The twentieth century was all about ownership of property, that is how value and status was assigned. The twenty-first century will be about ownership of identity. Value and status will come from creating and curating identity in new contexts that exist in a technology-led world.
I have written Identity Century, a publicly available presentation, which sets out the logic for this. To summarise, we are now leaving behind an analogue-only identity as we take on a digital identity (or identities) in order to move into the world of e-commerce, digital payments and virtual currencies.
Many of us will have experience of synthetic identities. Some we create ourselves using generative AI tools but some are being created behind our backs when our real life identity is stolen and fused with an imaginary person, and then employed to scam unsuspecting users online.
If we are to avoid such fraud we’ll need to pay closer attention to the authentication and verification of our digital self. This is the transactional identity work that is taking place right now across the banking industries, and in governments around the world, and is referred to as digital identity management.
Meanwhile our emotional identity online is left unresolved. We are creating avatars of ourselves to connect with our friends, brands do so to express themselves to consumers, and celebrities create new digital personas to connect with fans. All of us develop pseudonymous versions of ourselves to enter online communities, to lurk or to debate, to blog and sometimes even to blow the whistle.
Moreover, AI will help us create agents who learn about us in a very personal way - our preferences, our tone of voice, our communities of interest, our perspectives on life. They will go out and about and make decisions for us based on this information. They will carry out tasks in our name and in many ways they will be an extension of our ‘self’. They will multiply and be present in more than one space at a time, and perhaps even in more than one time-horizon. A ‘multiplicity of me’ will become the norm.
We are already monetising those digital personas through subscriptions, offers, behind the scenes access or fractional ownership - selling tiny bits of ourselves to both companies and consumers who want to sponsor or partner and bask in the backlight of influencer fame. This will explode as the super apps of the future expand.
In summary, identity in the 21st century will render us multiple, machine readable and monetised. And while identity management does exist, there is a lack of identity leadership. Apart from some notable exceptions such as Grimes, Samsung and, to an extent, Coca-Cola.
So what does leadership in this ‘Identity Century’ look like?
1. Acknowledge that authenticity is over

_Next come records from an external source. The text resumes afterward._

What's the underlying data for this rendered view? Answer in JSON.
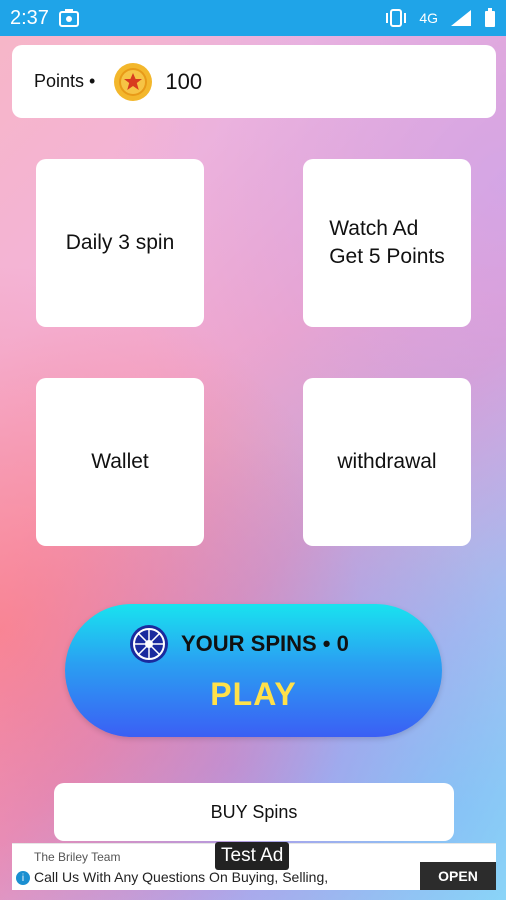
{
  "status_bar": {
    "time": "2:37",
    "network": "4G"
  },
  "points_card": {
    "label": "Points •",
    "value": "100"
  },
  "tiles": [
    {
      "label": "Daily 3 spin"
    },
    {
      "label": "Watch Ad\nGet 5 Points"
    },
    {
      "label": "Wallet"
    },
    {
      "label": "withdrawal"
    }
  ],
  "play_button": {
    "spins_text": "YOUR SPINS • 0",
    "label": "PLAY"
  },
  "buy_button": {
    "label": "BUY Spins"
  },
  "ad": {
    "label": "Test Ad",
    "advertiser": "The Briley Team",
    "text": "Call Us With Any Questions On Buying, Selling,",
    "cta": "OPEN"
  },
  "colors": {
    "status_bar": "#1fa4e8",
    "play_top": "#19e3ef",
    "play_bottom": "#3b5ff4",
    "play_text": "#ffe14a"
  },
  "icons": {
    "status_left": [
      "photo-icon"
    ],
    "status_right": [
      "vibrate-icon",
      "signal-icon",
      "battery-icon"
    ],
    "coin": "coin-icon",
    "spin_wheel": "spin-wheel-icon"
  }
}
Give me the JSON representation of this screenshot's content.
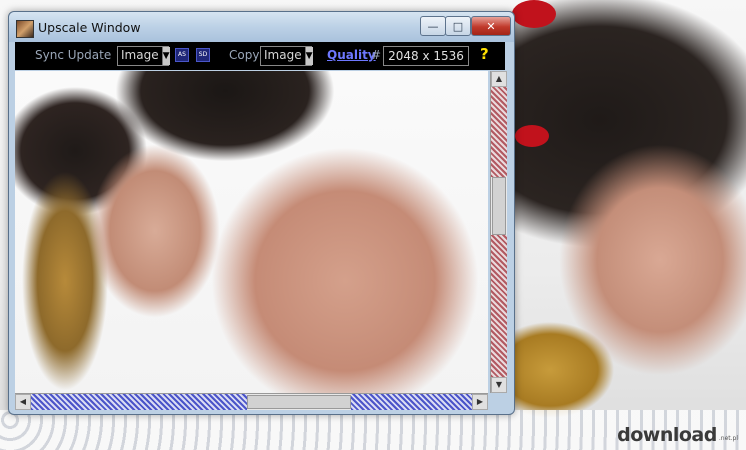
{
  "window": {
    "title": "Upscale Window"
  },
  "toolbar": {
    "sync_update": "Sync Update",
    "image_combo_1": "Image",
    "copy_label": "Copy",
    "image_combo_2": "Image",
    "quality_label": "Quality",
    "hash_label": "#",
    "resolution": "2048 x 1536",
    "help": "?"
  },
  "watermark": {
    "brand": "download",
    "suffix": ".net.pl"
  },
  "colors": {
    "accent_link": "#6e78ff",
    "toolbar_bg": "#000000",
    "close_button": "#c0392b"
  }
}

As a standard by which we judge whether to trust someone, this no longer works. People are now creating multiple profiles of themselves and using them to express and perform identity in different contexts. People are embracing their many selves (even in an analogue sense) and mixing and remixing their identity for the situation in which they find themselves. So let’s stop telling young recruits to ‘be their authentic self at work’ and let’s allow them to profile themselves, and play roles for themselves, in a variety of ways. Accept that plurality is reality.
2. Shift mindsets from perfection to selection
We are in the era of alternatives. Technology is enabling us to be understood by what we buy, who we connect with, how we speak and where we go. Depending upon which technology platform we’re using and what information they have about us, they will understand us in a different way.
We should be replacing segmentation analysis, that looks at the target consumer as primarily a consumer of the brand, with a dynamic set of serving suggestions that continually try to co-create experiences, offer outfit advice, put together evening meals etc and work on the feedback to refine the suggestions until suggestions and selections become one and the same thing.
3. Replace consistency with creativity
While we labour under the notion of authenticity we’ll always be aiming for consistency. The very notion of authenticity keeps a person tethered to their past behaviour.
Approaching identity through the lens of 'profilicity' (a term Hans-George Moeller and Paul J. D'Ambrosio coined in their 2021 book You and Your Profile: Identity After Authority) rather than authenticity, takes us to more interesting places, where we seek out possibility rather than consistency. Many artists are finding this as they work with generative AI tools today. These tools are helping them not with pattern-making but with pattern-breaking and that’s what is going to be most important when it comes to human skill sets in the future.
Multiple identities, tailored interactions, ongoing monetisation and methods of verification are ushering in a transformative era of complex, contradictory and commercialised, value-driven identities online. Ask yourself (or your selves) are you ready to lead your brand or business through this?
Tracey Follows is the founder and CEO of futures consultancy, Futuremade, and author of The Future of You.